» **Problem to solve**:
Each entry must appear again exactly as it does in the source.

- Opening Delimiter -

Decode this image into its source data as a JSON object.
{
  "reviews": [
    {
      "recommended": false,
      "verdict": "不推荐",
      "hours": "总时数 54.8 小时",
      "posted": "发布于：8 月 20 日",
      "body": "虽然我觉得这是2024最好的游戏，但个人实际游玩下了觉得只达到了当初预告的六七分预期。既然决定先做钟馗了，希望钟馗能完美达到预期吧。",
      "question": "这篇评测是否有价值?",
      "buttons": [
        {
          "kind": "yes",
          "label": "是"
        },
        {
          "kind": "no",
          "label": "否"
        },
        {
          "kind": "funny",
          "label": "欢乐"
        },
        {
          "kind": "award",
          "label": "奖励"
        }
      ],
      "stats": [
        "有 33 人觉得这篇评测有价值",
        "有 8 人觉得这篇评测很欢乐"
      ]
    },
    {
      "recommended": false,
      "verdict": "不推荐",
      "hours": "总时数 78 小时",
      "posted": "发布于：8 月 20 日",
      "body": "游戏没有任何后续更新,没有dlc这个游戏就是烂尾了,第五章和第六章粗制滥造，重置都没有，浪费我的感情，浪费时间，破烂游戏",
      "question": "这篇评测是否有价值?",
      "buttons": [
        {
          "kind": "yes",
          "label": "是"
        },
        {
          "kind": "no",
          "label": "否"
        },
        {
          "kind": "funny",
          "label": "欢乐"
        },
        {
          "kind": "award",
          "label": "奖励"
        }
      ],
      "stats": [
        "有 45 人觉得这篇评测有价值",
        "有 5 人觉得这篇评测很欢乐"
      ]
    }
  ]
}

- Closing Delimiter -

» **Completed exercise**:
Decode this image into its source data as a JSON object.
{
  "reviews": [
    {
      "recommended": false,
      "verdict": "不推荐",
      "hours": "总时数 54.8 小时",
      "posted": "发布于：8 月 20 日",
      "body": "虽然我觉得这是2024最好的游戏，但个人实际游玩下了觉得只达到了当初预告的六七分预期。既然决定先做钟馗了，希望钟馗能完美达到预期吧。",
      "question": "这篇评测是否有价值?",
      "buttons": [
        {
          "kind": "yes",
          "label": "是"
        },
        {
          "kind": "no",
          "label": "否"
        },
        {
          "kind": "funny",
          "label": "欢乐"
        },
        {
          "kind": "award",
          "label": "奖励"
        }
      ],
      "stats": [
        "有 33 人觉得这篇评测有价值",
        "有 8 人觉得这篇评测很欢乐"
      ]
    },
    {
      "recommended": false,
      "verdict": "不推荐",
      "hours": "总时数 78 小时",
      "posted": "发布于：8 月 20 日",
      "body": "游戏没有任何后续更新,没有dlc这个游戏就是烂尾了,第五章和第六章粗制滥造，重置都没有，浪费我的感情，浪费时间，破烂游戏",
      "question": "这篇评测是否有价值?",
      "buttons": [
        {
          "kind": "yes",
          "label": "是"
        },
        {
          "kind": "no",
          "label": "否"
        },
        {
          "kind": "funny",
          "label": "欢乐"
        },
        {
          "kind": "award",
          "label": "奖励"
        }
      ],
      "stats": [
        "有 45 人觉得这篇评测有价值",
        "有 5 人觉得这篇评测很欢乐"
      ]
    }
  ]
}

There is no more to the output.